are the ones you buy for yourself. I kid, I kid. My mother always comes through, but the rest of my relatives usually resort to checks. I do my own Christmas shopping. It’s probably for the best – I like the thrill of the hunt, and I get more bang for my buck by doing my own bargain hunting.
This year the primary theme seems to be sewing. Fashion Fabrics Club had 20% off everything on the site (!), so I made sure to put in a wallet busting order. Considering the current state of (cue dramatic music) the Stash, I’ve probably already purchased most of the fabric I’ll buy for 2011.
The secondary theme is definitely vintage. I snagged 8 yards of vintage rayon on eBay for less than $20 including shipping – it was a fantastic buy because it was in about ten pieces. I suppose it does decrease the retail value, but I don’t think it will be a problem considering the smallest pieces are at least half a yard long. Plenty of room for dressmaking.

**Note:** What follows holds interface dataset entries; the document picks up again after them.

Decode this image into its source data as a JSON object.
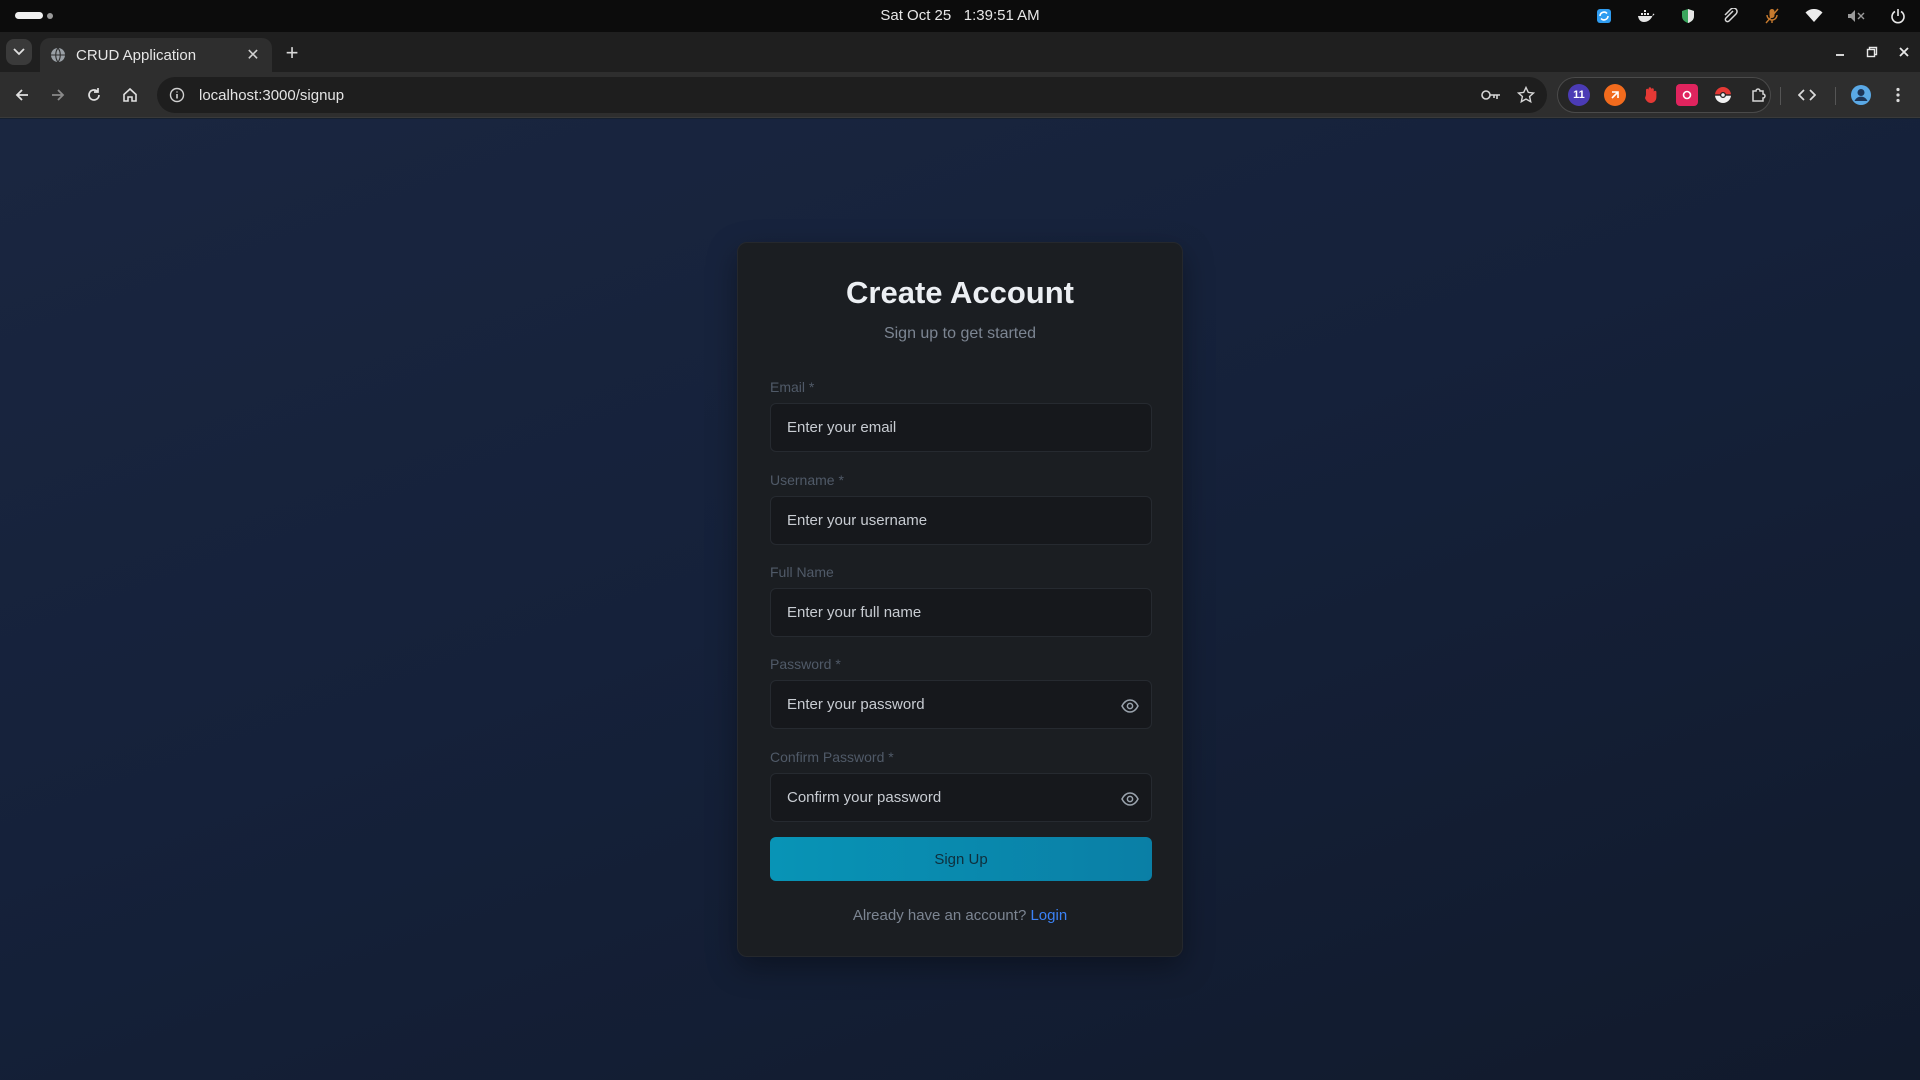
{
  "system": {
    "clock_date": "Sat Oct 25",
    "clock_time": "1:39:51 AM",
    "tray_icons": [
      "app-indicator-icon",
      "docker-icon",
      "shield-icon",
      "paperclip-icon",
      "mic-muted-icon",
      "wifi-icon",
      "volume-muted-icon",
      "power-icon"
    ]
  },
  "browser": {
    "tab_title": "CRUD Application",
    "url": "localhost:3000/signup",
    "extension_badge": "11"
  },
  "form": {
    "title": "Create Account",
    "subtitle": "Sign up to get started",
    "email_label": "Email *",
    "email_placeholder": "Enter your email",
    "username_label": "Username *",
    "username_placeholder": "Enter your username",
    "fullname_label": "Full Name",
    "fullname_placeholder": "Enter your full name",
    "password_label": "Password *",
    "password_placeholder": "Enter your password",
    "confirm_label": "Confirm Password *",
    "confirm_placeholder": "Confirm your password",
    "submit_label": "Sign Up",
    "footer_text": "Already have an account?",
    "login_link": "Login"
  },
  "colors": {
    "accent": "#0894b6",
    "link": "#3b82f6",
    "background": "#15213a",
    "card": "#1b1e22"
  }
}
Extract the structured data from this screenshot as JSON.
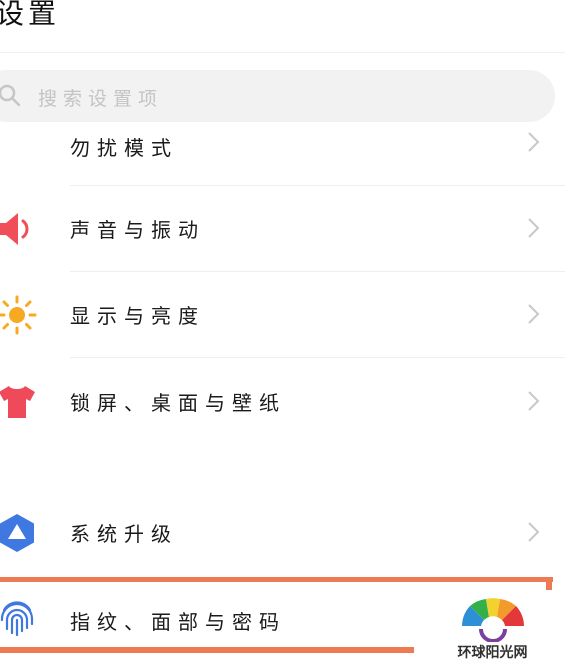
{
  "header": {
    "title": "设置"
  },
  "search": {
    "placeholder": "搜索设置项",
    "icon": "search-icon"
  },
  "items": [
    {
      "label": "勿扰模式",
      "icon": "moon-icon",
      "icon_color": "#a86be0"
    },
    {
      "label": "声音与振动",
      "icon": "speaker-icon",
      "icon_color": "#f04f59"
    },
    {
      "label": "显示与亮度",
      "icon": "sun-icon",
      "icon_color": "#f8a922"
    },
    {
      "label": "锁屏、桌面与壁纸",
      "icon": "tshirt-icon",
      "icon_color": "#ef4a59"
    },
    {
      "label": "系统升级",
      "icon": "upgrade-icon",
      "icon_color": "#3f78e0"
    },
    {
      "label": "指纹、面部与密码",
      "icon": "fingerprint-icon",
      "icon_color": "#3f78e0"
    }
  ],
  "watermark": {
    "text": "环球阳光网"
  },
  "colors": {
    "highlight": "#ee7a54",
    "chevron": "#c8c8c8"
  }
}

Isn't it pretty? I've been meaning to add more blue-and-white to my wardrobe.
Lately, I’ve rediscovered my original vintage love: the 1940s. For a few years I’ve been entertaining a passionate love affair with the New Look, but it’s been somewhat cooled by the recent realization I don’t have the necessary proportions – my waist will never be the same size as my head. However, the rationing of metal and rubber ensured that foundation garments were mercifully absent “for the duration.” Thus, 40s patterns are shaped to fit a woman’s natural proportions. It’s such a blessing to my ego to cut my bust size without a five inch gap at the waist. Not to mention that rationing also resulted in a silhouette that was feminine and flattering yet practical and wearable. If I’m going to spend money and time to make a dress, then damn it, I want to be able to wear it without needing a girdle and a cocktail party.
I’ve been analyzing the gaps in my wardrobe (more on that later) and I decided that I definitely need more blouses in my wardrobe. Blouse != shirt. A blouse, in my mind at least, is more delicate, and shaped to flatter a woman’s figure. It can be worn untucked over jeans, but it does not cause unsightly bunching when tucked into a pencil skirt. The only modern pattern that fit the bill is Colette Patterns’ Sencha – it’s gotten rave reviews from Gertie and Casey, among others. I bought a tattered original 40s pattern on eBay. I think it will be my first sewing project for 2011. I love this style of blouse because it’s so easy to alter, and there are countless ways to do it. Colette shows one of my favorites, the keyhole neckline. The one I bought has an option for a high, gathered neck and a set in sleeve as well as kimono (one of the reasons I chose it over the Sencha. You can improvise keyholes and bows, but I’d rather not eyeball a set-in sleeve and armscye.) I’m planning a bow-neck version, in a teal lawn from my FFC splurge:
Isn't it a great print? It's got that abstract/floral/peacock feather thing going on.
I’ve also been wanting to make a dressing gown for a while. Dressing gown != bathrobe. I wanted something to wear around the house that was elegant, not schlumpy, and also full length. Nothing ruins the illusion of elegance like stubbly ankles.
It has those tucks at the shoulder that are so characteristic of dresses, particularly wrap dresses, in the 40s. The dropped armscye really caught my eye as well – it’s a rather unusual feature, but one that seems like it might actually be practical in a garment designed to fit over other clothing.
I’ve been searching unsuccessfully for a 40s slip and tap pants pattern for a while, but look at what I tracked down last night. Both of them for $12 something with shipping.
I can’t write about sewing related Christmas hauls without mentioning one of my mom’s gifts to me: The Party Dress Book. Gertie recommended this in one of her holiday dress posts, and after previewing it on Amazon I had to add it to my wish list. It’s very interesting – part coffee table book, part basic how to, part advance techniques. Considering that it also includes a DRESS PATTERN and its list price is $19.99, I’d say it’s a solid addition to any sewing library. Even if you don’t plan on incorporating whimsical cotton candy dresses into your wardrobe, the techniques are quite inspiring. Her cotton dresses are my favorites – check out the apron dress she made for Amy Sedaris. Thanks Mom!
Finally, here’s something that’s not sewing-related. Strictly speaking, it’s not vintage either.
Yep, it’s a safety razor. Yes, they still make them. This particular one is a long handled Merkur from Amazon. I decided I’d had enough of paying $5 a blade for the privilege of agonizing razor burn. I’m a little worried about the weight – I kind of wish I had gone with this swanky Bakelite one. It’s also about $8 lighter on price. But overall I’m quite excited. I just hope I won’t be re-enacting the shower scene from Psycho anytime soon.